And that's homemade corn tortillas in a nutshell. Easy right?
So I went ahead and made the masa dough using each of our Masa Harina choices:
From left to right: Maseca, Bob's Red Mill, Gold Mine.
But don't read into the color of the masa dough too much -- most of these producers will produce both white and yellow corn flour. The yellow Masa Harina from Maseca is rare in my neck of the woods so I used white corn Maseca.
And now the important part...taste testing corn tortillas made from the masa dough!
All three of these options will give you tortillas that are a step up from store-bought tortillas, but Bob's Red Mill was the clear winner in this batch. It has a more savory and concentrated corn flavor and the tortillas made with Bob's were super satisfying hot off the skillet.

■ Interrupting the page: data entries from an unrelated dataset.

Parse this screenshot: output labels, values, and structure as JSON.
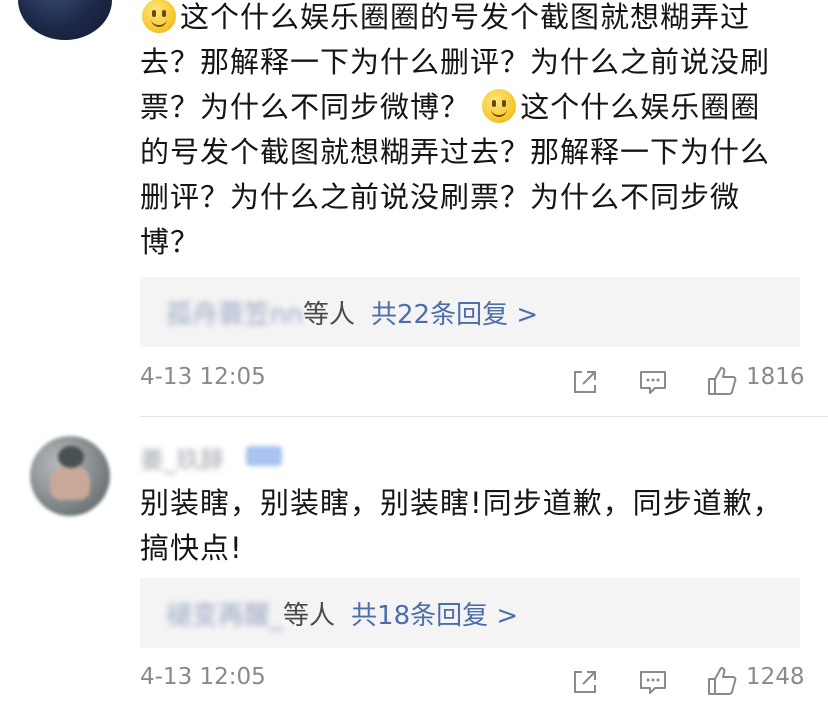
{
  "comments": [
    {
      "text_lines": [
        "这个什么娱乐圈圈的号发个截图就想糊弄过",
        "去？那解释一下为什么删评？为什么之前说没刷",
        "票？为什么不同步微博？",
        "这个什么娱乐圈圈",
        "的号发个截图就想糊弄过去？那解释一下为什么",
        "删评？为什么之前说没刷票？为什么不同步微",
        "博？"
      ],
      "reply_preview": {
        "names": "孤舟蓑笠nn",
        "others": "等人",
        "count": "共22条回复 >"
      },
      "timestamp": "4-13 12:05",
      "likes": "1816"
    },
    {
      "username": "姜_玖辞",
      "text_lines": [
        "别装瞎，别装瞎，别装瞎!同步道歉，同步道歉，",
        "搞快点!"
      ],
      "reply_preview": {
        "names": "褪变再醒_",
        "others": "等人",
        "count": "共18条回复 >"
      },
      "timestamp": "4-13 12:05",
      "likes": "1248"
    }
  ],
  "icons": [
    "share-icon",
    "comment-icon",
    "like-icon",
    "smile-emoji-icon"
  ],
  "colors": {
    "link": "#4d6fa9",
    "meta": "#8a8a8a",
    "reply_bg": "#f4f4f4"
  }
}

The tortillas made with Maseca and Gold Mine, while still tasty, seemed to have a milder flavor.
I also had an easier time making the tortillas super thin using Bob's Red Mill.
When you flatten the tortillas micro thin they will sometimes break apart when you pull the plastic off of them, but I found that this happened less often when using Bob's Masa Harina -- it just seemed to have a consistency that held together better. You might notice this right off the bat as the granules of Bob's are a bit coarser out of the bag.
And what about the cost?
Maseca is by far the best deal as it usually comes in 5 lb. bags for $6-10. Bob's Red Mill was $4 in my local market for a 1.5 lb. bag.
You'll get about 12 tortillas from 2 cups of Masa Harina, and there are 6 cups of Masa Harina in a 1.5 lb. bag, i.e. 36 tortillas.
So yes, even Bob's which is the more expensive option comes in at $0.11 per tortilla -- yes, 11 cents!
And they taste better than store-bought tortillas. Tough beat to that combo eh?
Okay, keep an eye out for these different Masa Harinas in your neighborhood. Yes, I will now choose Bob's Red Mill first and that is a change for me, but Maseca and Gold Mine are still going to make some tasty tortillas in your home kitchen.
Here are some links to recipes on this site that use Masa Harina:
And if you want more details on the masa world then I have a few more articles that will fill in the gaps.